Listed records —
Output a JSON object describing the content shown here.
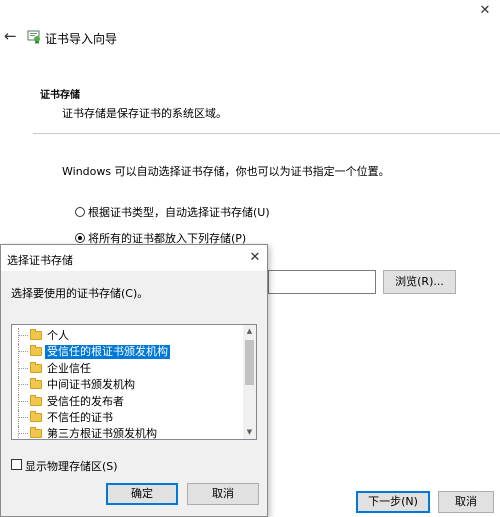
{
  "wizard": {
    "title": "证书导入向导",
    "close_glyph": "✕",
    "back_glyph": "←",
    "section_title": "证书存储",
    "section_desc": "证书存储是保存证书的系统区域。",
    "info_text": "Windows 可以自动选择证书存储，你也可以为证书指定一个位置。",
    "radio_auto_label": "根据证书类型，自动选择证书存储(U)",
    "radio_manual_label": "将所有的证书都放入下列存储(P)",
    "radio_selected": "manual",
    "store_value": "",
    "browse_label": "浏览(R)...",
    "next_label": "下一步(N)",
    "cancel_label": "取消"
  },
  "dialog": {
    "title": "选择证书存储",
    "close_glyph": "✕",
    "prompt": "选择要使用的证书存储(C)。",
    "tree_items": [
      {
        "label": "个人",
        "selected": false
      },
      {
        "label": "受信任的根证书颁发机构",
        "selected": true
      },
      {
        "label": "企业信任",
        "selected": false
      },
      {
        "label": "中间证书颁发机构",
        "selected": false
      },
      {
        "label": "受信任的发布者",
        "selected": false
      },
      {
        "label": "不信任的证书",
        "selected": false
      },
      {
        "label": "第三方根证书颁发机构",
        "selected": false
      }
    ],
    "show_physical_label": "显示物理存储区(S)",
    "show_physical_checked": false,
    "ok_label": "确定",
    "cancel_label": "取消",
    "scroll_up_glyph": "▲",
    "scroll_down_glyph": "▼"
  },
  "colors": {
    "selection": "#0078d7",
    "folder": "#f0c64c",
    "dialog_bg": "#f0f0f0"
  }
}
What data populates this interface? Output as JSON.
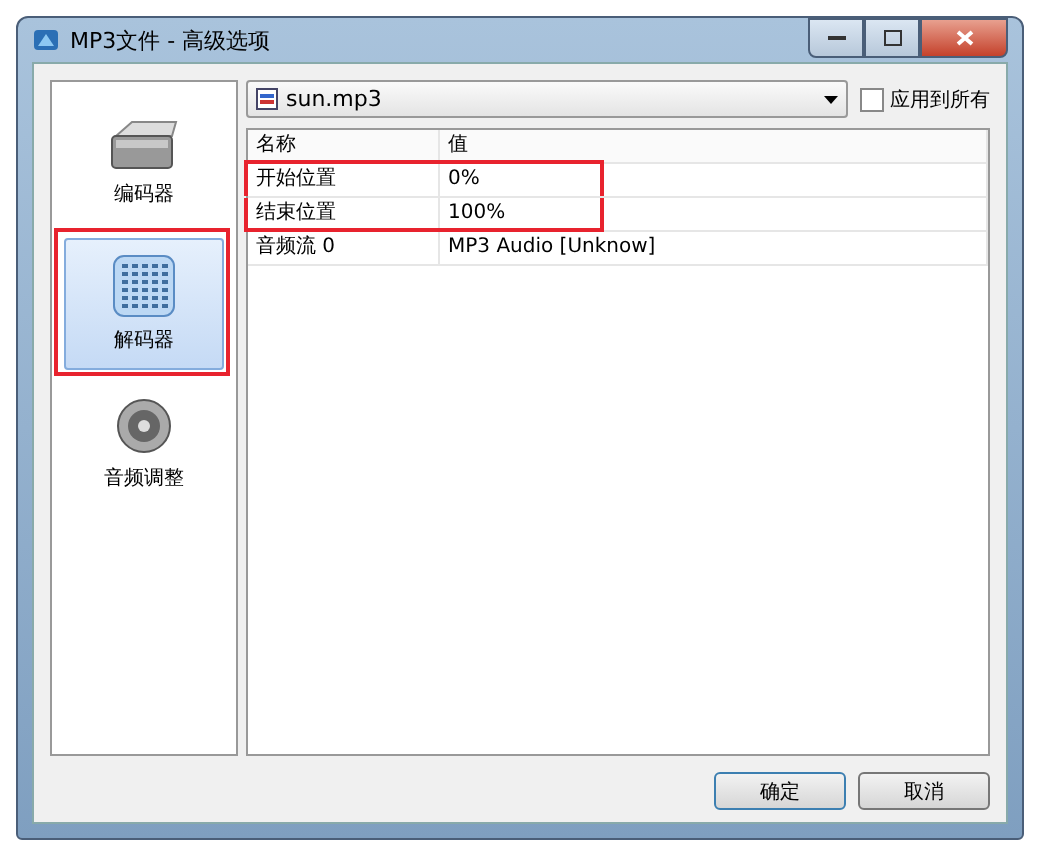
{
  "window": {
    "title": "MP3文件 - 高级选项"
  },
  "sidebar": {
    "items": [
      {
        "label": "编码器",
        "kind": "disk",
        "selected": false,
        "highlighted": false
      },
      {
        "label": "解码器",
        "kind": "grid",
        "selected": true,
        "highlighted": true
      },
      {
        "label": "音频调整",
        "kind": "speaker",
        "selected": false,
        "highlighted": false
      }
    ]
  },
  "file_select": {
    "value": "sun.mp3"
  },
  "apply_all": {
    "label": "应用到所有",
    "checked": false
  },
  "table": {
    "columns": [
      "名称",
      "值"
    ],
    "rows": [
      {
        "cells": [
          "开始位置",
          "0%"
        ],
        "highlighted": true
      },
      {
        "cells": [
          "结束位置",
          "100%"
        ],
        "highlighted": true
      },
      {
        "cells": [
          "音频流 0",
          "MP3 Audio [Unknow]"
        ],
        "highlighted": false
      }
    ]
  },
  "buttons": [
    "确定",
    "取消"
  ]
}
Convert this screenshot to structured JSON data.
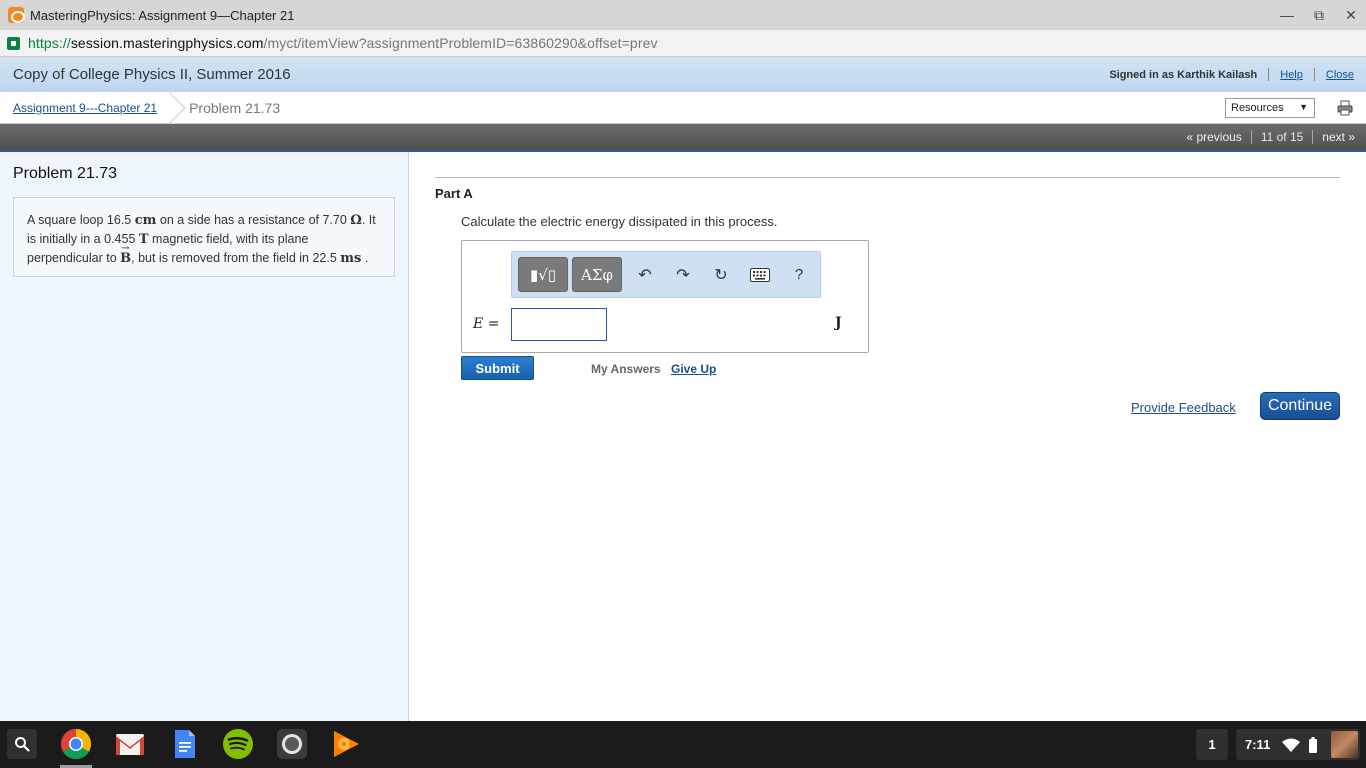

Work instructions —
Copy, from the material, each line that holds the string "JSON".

Exercise result —
Output a JSON object describing the content shown here.
What data populates this interface? Output as JSON.
Convert this screenshot to structured JSON data.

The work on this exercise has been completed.